1. See Olaf Schuiling and Oliver Tickell, “Olivine against climate change and ocean acidification,” Innovation Concepts, 2011, www.innovationconcepts.eu/res/literatuurSchuiling/olivineagainstclimatechange23.pdf

2. Miriam González and Tatiana Ilyina, “Impacts of artificial ocean alkalinization on the carbon cycle and climate in Earth system simulations,” Geophysical Research Letters, Vol. 43, 2016

3. David Keller et al., “Potential climate engineering effectiveness and side effects during a high carbon dioxide-emission scenario,” Nature Communications, Vol. 5, 2014

4. Leverhulme Centre for Climate Change Mitigation, “Theme 3 – Applied weathering science,” http://lc3m.org/research/theme-3/

5. Oxford Geoengineering Programme, “Enhanced Weathering,” http://www.geoengineering.ox.ac.uk/research/oxford-geoengineering-programme-research/enhanced-weathering/

6. The Olivine Foundation, ”Let the Earth save the Earth,” http://smartstones.nl/

7. Jens Hartmann et al., “Enhanced chemical weathering as a geoengineering strategy to reduce atmospheric carbon dioxide, supply nutrients and mitigate ocean acidification,” Reviews of Geophysics, Vol. 51, 2013, pp. 113–149
Sallie Chisholm et al., “Dis-Crediting Ocean Fertilization,” Science, Vol. 294, 2001, pp. 309-310

8. Sallie Chisholm et al., “Dis-Crediting Ocean Fertilization,” Science, Vol. 294, 2001, pp. 309-310

9. Jesse Abrams, “An Investigation of the Geoengineering Possibilities and Impact of Enhanced Olivine
Weathering,” University of Bremen, 2001, http://www.iup.uni-bremen.de/PEP_master_thesis/thesis_2012/Thesis_Jesse-Abrams.pdf

10. Peter Köhler et al., “The geoengineering potential of artificially enhanced silicate weathering of olivine,” Proceedings of the National Academy of Sciences of the United States of America, Vol. 107, 2010, pp. 20228-20233

11. Pete Smith et al., “Biophysical and economic limits to negative CO2 emissions,” Nature Climate Change, Vol. 6, 2015, pp. 42-50

12. Kruger was one of the authors promoting a set of principles for governance that have been influential among the geoengineering proponents, including the astonishing notion that geoengineering is a public good.
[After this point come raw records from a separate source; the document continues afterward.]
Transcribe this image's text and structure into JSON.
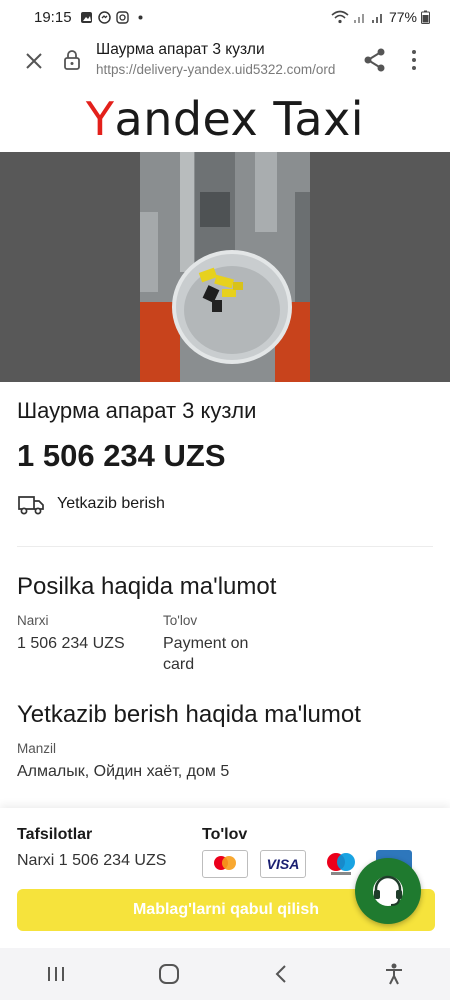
{
  "status_bar": {
    "time": "19:15",
    "icons": [
      "gallery-icon",
      "messenger-icon",
      "instagram-icon",
      "dot-icon"
    ],
    "battery": "77%",
    "right_icons": [
      "wifi-icon",
      "signal-icon",
      "signal-icon",
      "battery-icon"
    ]
  },
  "browser": {
    "page_title": "Шаурма апарат 3 кузли",
    "url": "https://delivery-yandex.uid5322.com/ord"
  },
  "logo": {
    "first_letter": "Y",
    "rest": "andex Taxi",
    "accent_color": "#e3201b"
  },
  "product": {
    "title": "Шаурма апарат 3 кузли",
    "price": "1 506 234 UZS",
    "delivery_label": "Yetkazib berish"
  },
  "parcel_section": {
    "heading": "Posilka haqida ma'lumot",
    "price_label": "Narxi",
    "price_value": "1 506 234 UZS",
    "payment_label": "To'lov",
    "payment_value_line1": "Payment on",
    "payment_value_line2": "card"
  },
  "delivery_section": {
    "heading": "Yetkazib berish haqida ma'lumot",
    "address_label": "Manzil",
    "address_value": "Алмалык, Ойдин хаёт, дом 5"
  },
  "bottom_panel": {
    "details_heading": "Tafsilotlar",
    "details_value": "Narxi 1 506 234 UZS",
    "payment_heading": "To'lov",
    "cards": [
      "mastercard",
      "VISA",
      "maestro",
      "amex"
    ],
    "visa_text": "VISA",
    "pay_button": "Mablag'larni qabul qilish",
    "pay_button_color": "#f6e33c"
  },
  "support_button": {
    "icon": "headset-icon",
    "color": "#1f7a2f"
  },
  "nav_bar": {
    "buttons": [
      "recent-apps-icon",
      "home-icon",
      "back-icon",
      "accessibility-icon"
    ]
  }
}
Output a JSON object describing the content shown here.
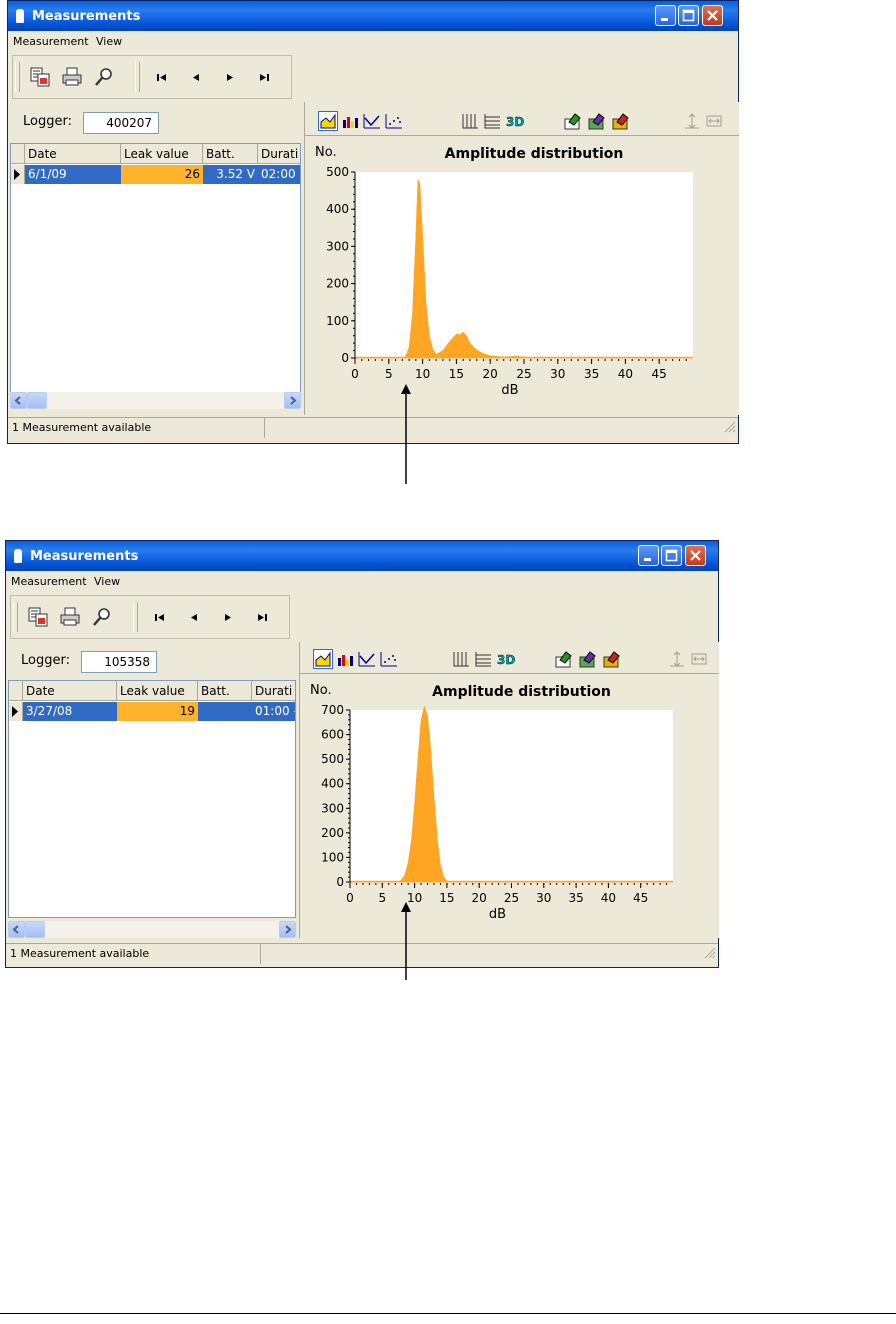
{
  "windows": [
    {
      "title": "Measurements",
      "menu": [
        "Measurement",
        "View"
      ],
      "logger_label": "Logger:",
      "logger_value": "400207",
      "columns": [
        "Date",
        "Leak value",
        "Batt.",
        "Durati"
      ],
      "row": {
        "date": "6/1/09",
        "leak": "26",
        "batt": "3.52 V",
        "duration": "02:00 -"
      },
      "status": "1 Measurement available",
      "chart_data": {
        "type": "area",
        "title": "Amplitude distribution",
        "xlabel": "dB",
        "ylabel": "No.",
        "xlim": [
          0,
          50
        ],
        "ylim": [
          0,
          500
        ],
        "xticks": [
          0,
          5,
          10,
          15,
          20,
          25,
          30,
          35,
          40,
          45
        ],
        "yticks": [
          0,
          100,
          200,
          300,
          400,
          500
        ],
        "x": [
          0,
          7,
          7.5,
          8,
          8.5,
          9,
          9.3,
          9.6,
          10,
          10.5,
          11,
          11.5,
          12,
          13,
          14,
          15,
          15.5,
          16,
          16.5,
          17,
          18,
          19,
          20,
          22,
          24,
          26,
          50
        ],
        "y": [
          0,
          0,
          5,
          30,
          120,
          330,
          480,
          470,
          330,
          150,
          60,
          25,
          10,
          20,
          45,
          65,
          62,
          70,
          60,
          40,
          22,
          12,
          6,
          3,
          5,
          1,
          0
        ],
        "color": "#ffa524"
      }
    },
    {
      "title": "Measurements",
      "menu": [
        "Measurement",
        "View"
      ],
      "logger_label": "Logger:",
      "logger_value": "105358",
      "columns": [
        "Date",
        "Leak value",
        "Batt.",
        "Durati"
      ],
      "row": {
        "date": "3/27/08",
        "leak": "19",
        "batt": "",
        "duration": "01:00 -"
      },
      "status": "1 Measurement available",
      "chart_data": {
        "type": "area",
        "title": "Amplitude distribution",
        "xlabel": "dB",
        "ylabel": "No.",
        "xlim": [
          0,
          50
        ],
        "ylim": [
          0,
          700
        ],
        "xticks": [
          0,
          5,
          10,
          15,
          20,
          25,
          30,
          35,
          40,
          45
        ],
        "yticks": [
          0,
          100,
          200,
          300,
          400,
          500,
          600,
          700
        ],
        "x": [
          0,
          7.5,
          8,
          8.5,
          9,
          9.5,
          10,
          10.5,
          11,
          11.5,
          12,
          12.5,
          13,
          13.5,
          14,
          14.5,
          15,
          15.5,
          50
        ],
        "y": [
          0,
          0,
          10,
          30,
          80,
          170,
          320,
          500,
          660,
          715,
          680,
          540,
          350,
          180,
          70,
          20,
          5,
          0,
          0
        ],
        "color": "#ffa524"
      }
    }
  ],
  "colors": {
    "title_bar": "#0a5fd8",
    "selection": "#316ac5",
    "leak_highlight": "#ffb22c",
    "series": "#ffa524"
  },
  "icons": [
    "copy-to-clipboard-icon",
    "print-icon",
    "preview-icon",
    "first-record-icon",
    "previous-record-icon",
    "next-record-icon",
    "last-record-icon",
    "area-chart-icon",
    "bar-chart-icon",
    "line-chart-icon",
    "scatter-chart-icon",
    "vertical-grid-icon",
    "horizontal-grid-icon",
    "3d-icon",
    "color-1-icon",
    "color-2-icon",
    "color-3-icon",
    "vertical-zoom-icon",
    "horizontal-zoom-icon"
  ]
}
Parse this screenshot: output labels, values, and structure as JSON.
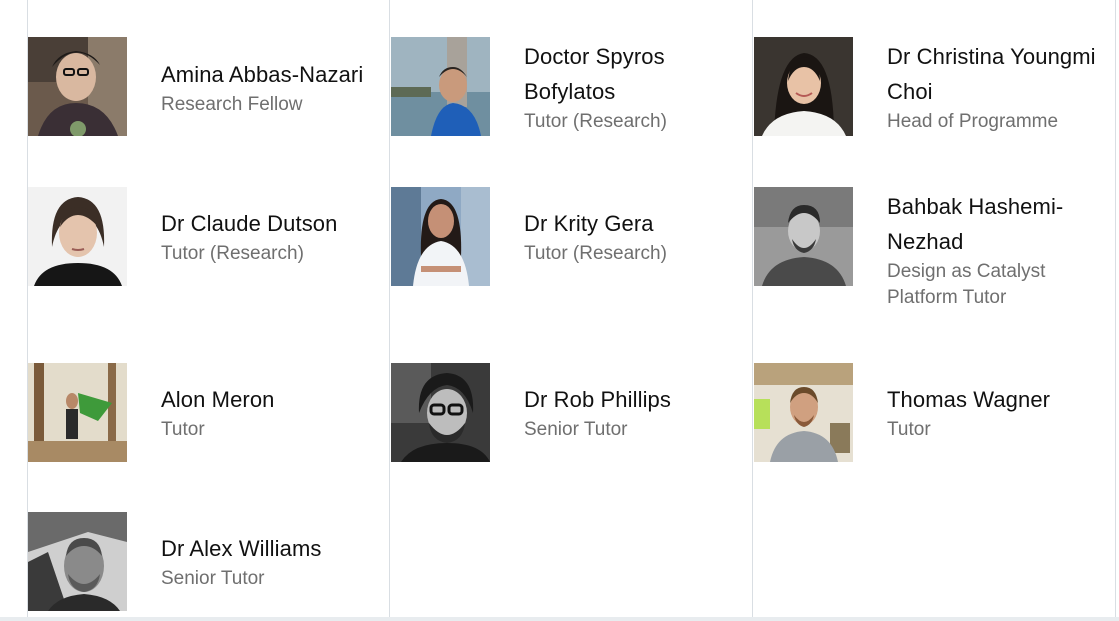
{
  "people": [
    {
      "name": "Amina Abbas-Nazari",
      "role": "Research Fellow",
      "photo_icon": "person-photo-icon"
    },
    {
      "name": "Doctor Spyros Bofylatos",
      "role": "Tutor (Research)",
      "photo_icon": "person-photo-icon"
    },
    {
      "name": "Dr Christina Youngmi Choi",
      "role": "Head of Programme",
      "photo_icon": "person-photo-icon"
    },
    {
      "name": "Dr Claude Dutson",
      "role": "Tutor (Research)",
      "photo_icon": "person-photo-icon"
    },
    {
      "name": "Dr Krity Gera",
      "role": "Tutor (Research)",
      "photo_icon": "person-photo-icon"
    },
    {
      "name": "Bahbak Hashemi-Nezhad",
      "role": "Design as Catalyst Platform Tutor",
      "photo_icon": "person-photo-icon"
    },
    {
      "name": "Alon Meron",
      "role": "Tutor",
      "photo_icon": "person-photo-icon"
    },
    {
      "name": "Dr Rob Phillips",
      "role": "Senior Tutor",
      "photo_icon": "person-photo-icon"
    },
    {
      "name": "Thomas Wagner",
      "role": "Tutor",
      "photo_icon": "person-photo-icon"
    },
    {
      "name": "Dr Alex Williams",
      "role": "Senior Tutor",
      "photo_icon": "person-photo-icon"
    }
  ]
}
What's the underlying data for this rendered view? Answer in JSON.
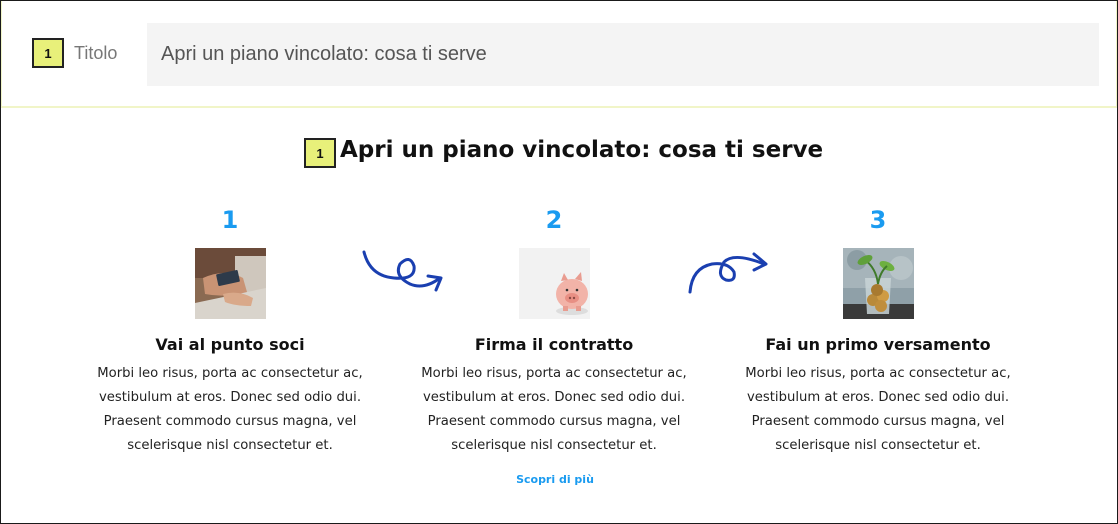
{
  "editor": {
    "badge": "1",
    "field_label": "Titolo",
    "title_value": "Apri un piano vincolato: cosa ti serve"
  },
  "heading": {
    "badge": "1",
    "text": "Apri un piano vincolato: cosa ti serve"
  },
  "steps": [
    {
      "number": "1",
      "image": "credit-card-laptop-photo",
      "title": "Vai al punto soci",
      "text": "Morbi leo risus, porta ac consectetur ac, vestibulum at eros. Donec sed odio dui. Praesent commodo cursus magna, vel scelerisque nisl consectetur et."
    },
    {
      "number": "2",
      "image": "piggy-bank-photo",
      "title": "Firma il contratto",
      "text": "Morbi leo risus, porta ac consectetur ac, vestibulum at eros. Donec sed odio dui. Praesent commodo cursus magna, vel scelerisque nisl consectetur et."
    },
    {
      "number": "3",
      "image": "coins-jar-plant-photo",
      "title": "Fai un primo versamento",
      "text": "Morbi leo risus, porta ac consectetur ac, vestibulum at eros. Donec sed odio dui. Praesent commodo cursus magna, vel scelerisque nisl consectetur et."
    }
  ],
  "link": {
    "label": "Scopri di più"
  },
  "colors": {
    "accent": "#1a9bf0",
    "arrow": "#1a3fb0",
    "badge": "#e8f07a",
    "input_bg": "#f4f4f4"
  }
}
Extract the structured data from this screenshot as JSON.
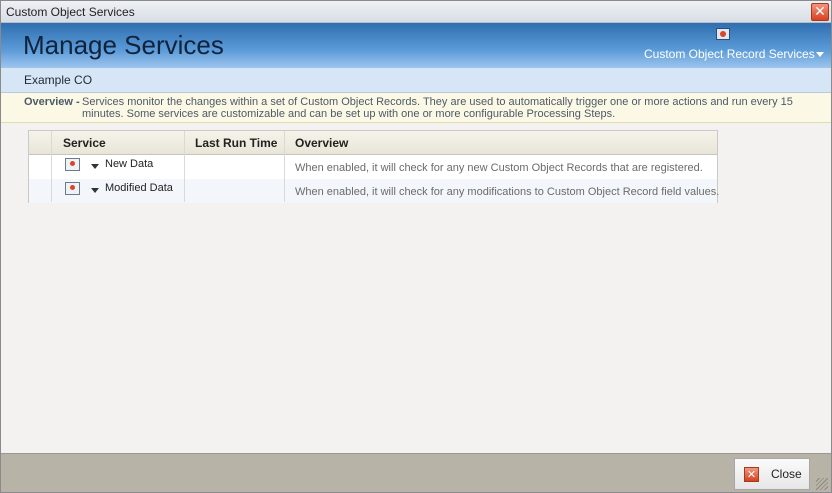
{
  "window": {
    "title": "Custom Object Services",
    "close_glyph": "✕"
  },
  "header": {
    "heading": "Manage Services",
    "menu_label": "Custom Object Record Services",
    "menu_icon": "service-icon"
  },
  "breadcrumb": "Example CO",
  "overview": {
    "label": "Overview -",
    "text": "Services monitor the changes within a set of Custom Object Records. They are used to automatically trigger one or more actions and run every 15 minutes. Some services are customizable and can be set up with one or more configurable Processing Steps."
  },
  "grid": {
    "columns": [
      "Service",
      "Last Run Time",
      "Overview"
    ],
    "rows": [
      {
        "service": "New Data",
        "last_run": "",
        "overview": "When enabled, it will check for any new Custom Object Records that are registered."
      },
      {
        "service": "Modified Data",
        "last_run": "",
        "overview": "When enabled, it will check for any modifications to Custom Object Record field values."
      }
    ]
  },
  "footer": {
    "close_label": "Close",
    "close_glyph": "✕"
  }
}
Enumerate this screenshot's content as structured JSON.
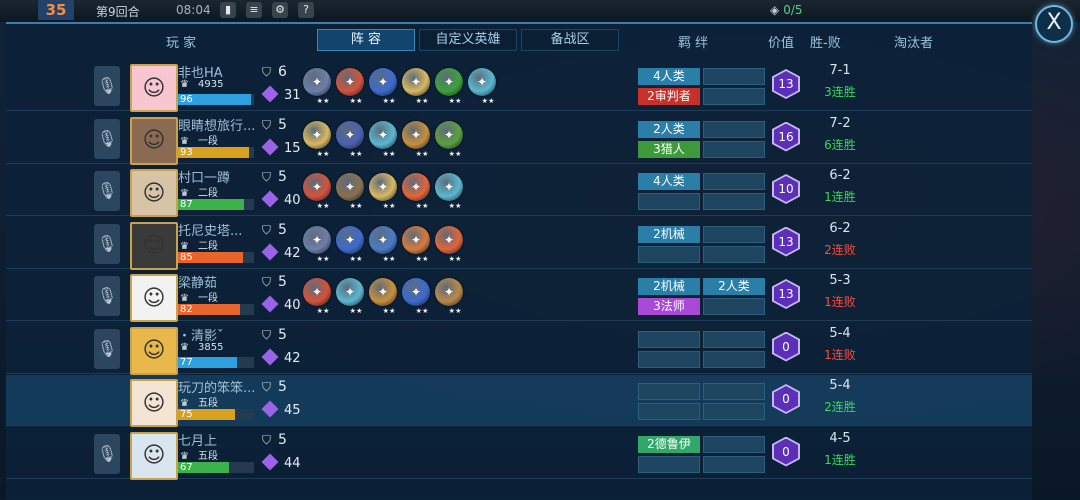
{
  "topbar": {
    "round_badge": "35",
    "round_label": "第9回合",
    "time": "08:04",
    "counter": "0/5"
  },
  "close_label": "X",
  "headers": {
    "player": "玩 家",
    "tabs": [
      "阵 容",
      "自定义英雄",
      "备战区"
    ],
    "synergy": "羁 绊",
    "value": "价值",
    "record": "胜-败",
    "eliminator": "淘汰者"
  },
  "players": [
    {
      "name": "非也HA",
      "rank": "4935",
      "hp": "96",
      "hp_pct": 96,
      "hp_color": "#2ea0e0",
      "level": "6",
      "gold": "31",
      "avatar_color": "#f7c6d0",
      "units": [
        "#6e7ea8",
        "#d5523a",
        "#3b6bd1",
        "#d9b860",
        "#3aa23a",
        "#5ab8d0"
      ],
      "synergies": [
        {
          "label": "4人类",
          "cls": "human"
        },
        {
          "label": "2审判者",
          "cls": "judge"
        }
      ],
      "synergies_col2": [],
      "value": "13",
      "record": "7-1",
      "streak": "3连胜",
      "streak_type": "win"
    },
    {
      "name": "眼睛想旅行...",
      "rank": "一段",
      "hp": "93",
      "hp_pct": 93,
      "hp_color": "#d8a020",
      "level": "5",
      "gold": "15",
      "avatar_color": "#8a6a50",
      "units": [
        "#d9b860",
        "#4c5fb0",
        "#5ab8d0",
        "#c8903a",
        "#5aa040"
      ],
      "synergies": [
        {
          "label": "2人类",
          "cls": "human"
        },
        {
          "label": "3猎人",
          "cls": "hunter"
        }
      ],
      "synergies_col2": [],
      "value": "16",
      "record": "7-2",
      "streak": "6连胜",
      "streak_type": "win"
    },
    {
      "name": "村口一蹲",
      "rank": "二段",
      "hp": "87",
      "hp_pct": 87,
      "hp_color": "#3bb34a",
      "level": "5",
      "gold": "40",
      "avatar_color": "#d7c4a6",
      "units": [
        "#d5523a",
        "#8a7050",
        "#d9b860",
        "#e2653a",
        "#5ab8d0"
      ],
      "synergies": [
        {
          "label": "4人类",
          "cls": "human"
        }
      ],
      "synergies_col2": [],
      "value": "10",
      "record": "6-2",
      "streak": "1连胜",
      "streak_type": "win"
    },
    {
      "name": "托尼史塔...",
      "rank": "二段",
      "hp": "85",
      "hp_pct": 85,
      "hp_color": "#e8642a",
      "level": "5",
      "gold": "42",
      "avatar_color": "#3a3a3a",
      "units": [
        "#6e7ea8",
        "#3b6bd1",
        "#4a7ac8",
        "#d97a3a",
        "#e2653a"
      ],
      "synergies": [
        {
          "label": "2机械",
          "cls": "mech"
        }
      ],
      "synergies_col2": [],
      "value": "13",
      "record": "6-2",
      "streak": "2连败",
      "streak_type": "lose"
    },
    {
      "name": "梁静茹",
      "rank": "一段",
      "hp": "82",
      "hp_pct": 82,
      "hp_color": "#e8642a",
      "level": "5",
      "gold": "40",
      "avatar_color": "#f2f2f2",
      "units": [
        "#d5523a",
        "#5ab8d0",
        "#c8903a",
        "#3b6bd1",
        "#b88a4a"
      ],
      "synergies": [
        {
          "label": "2机械",
          "cls": "mech"
        },
        {
          "label": "3法师",
          "cls": "mage"
        }
      ],
      "synergies_col2": [
        {
          "label": "2人类",
          "cls": "human"
        }
      ],
      "value": "13",
      "record": "5-3",
      "streak": "1连败",
      "streak_type": "lose"
    },
    {
      "name": "・清影ˇ",
      "rank": "3855",
      "hp": "77",
      "hp_pct": 77,
      "hp_color": "#2ea0e0",
      "level": "5",
      "gold": "42",
      "avatar_color": "#e8b84a",
      "units": [],
      "synergies": [],
      "synergies_col2": [],
      "value": "0",
      "record": "5-4",
      "streak": "1连败",
      "streak_type": "lose"
    },
    {
      "name": "玩刀的笨笨...",
      "rank": "五段",
      "hp": "75",
      "hp_pct": 75,
      "hp_color": "#d8a020",
      "level": "5",
      "gold": "45",
      "avatar_color": "#f3e4d4",
      "units": [],
      "synergies": [],
      "synergies_col2": [],
      "value": "0",
      "record": "5-4",
      "streak": "2连胜",
      "streak_type": "win"
    },
    {
      "name": "七月上",
      "rank": "五段",
      "hp": "67",
      "hp_pct": 67,
      "hp_color": "#3bb34a",
      "level": "5",
      "gold": "44",
      "avatar_color": "#d9e6f0",
      "units": [],
      "synergies": [
        {
          "label": "2德鲁伊",
          "cls": "druid"
        }
      ],
      "synergies_col2": [],
      "value": "0",
      "record": "4-5",
      "streak": "1连胜",
      "streak_type": "win"
    }
  ]
}
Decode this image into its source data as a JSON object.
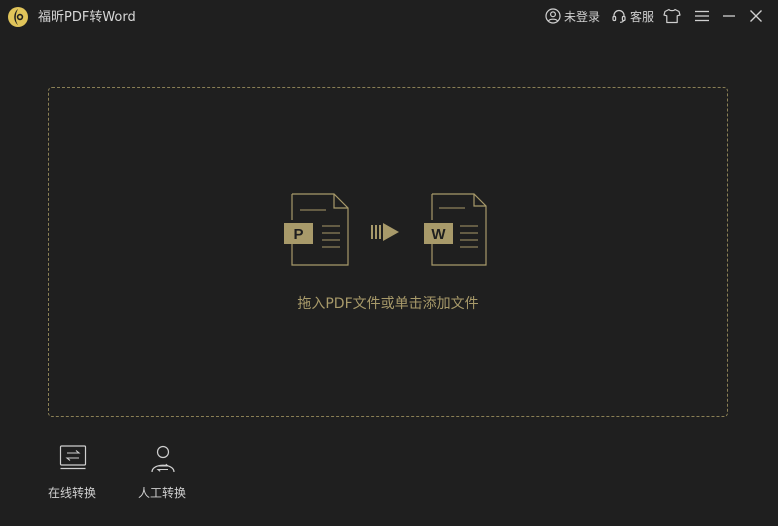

See http://www.cquestrate.com and http://www.geoengineering.ox.ac.uk/

13. Cquestrate, “Detailed description of the idea,” http://www.cquestrate.com/the-idea/detailed-description-of-the-idea/

14. Wikipedia, “Nullarbor Plain,” https://en.wikipedia.org/wiki/Nullarbor_Plain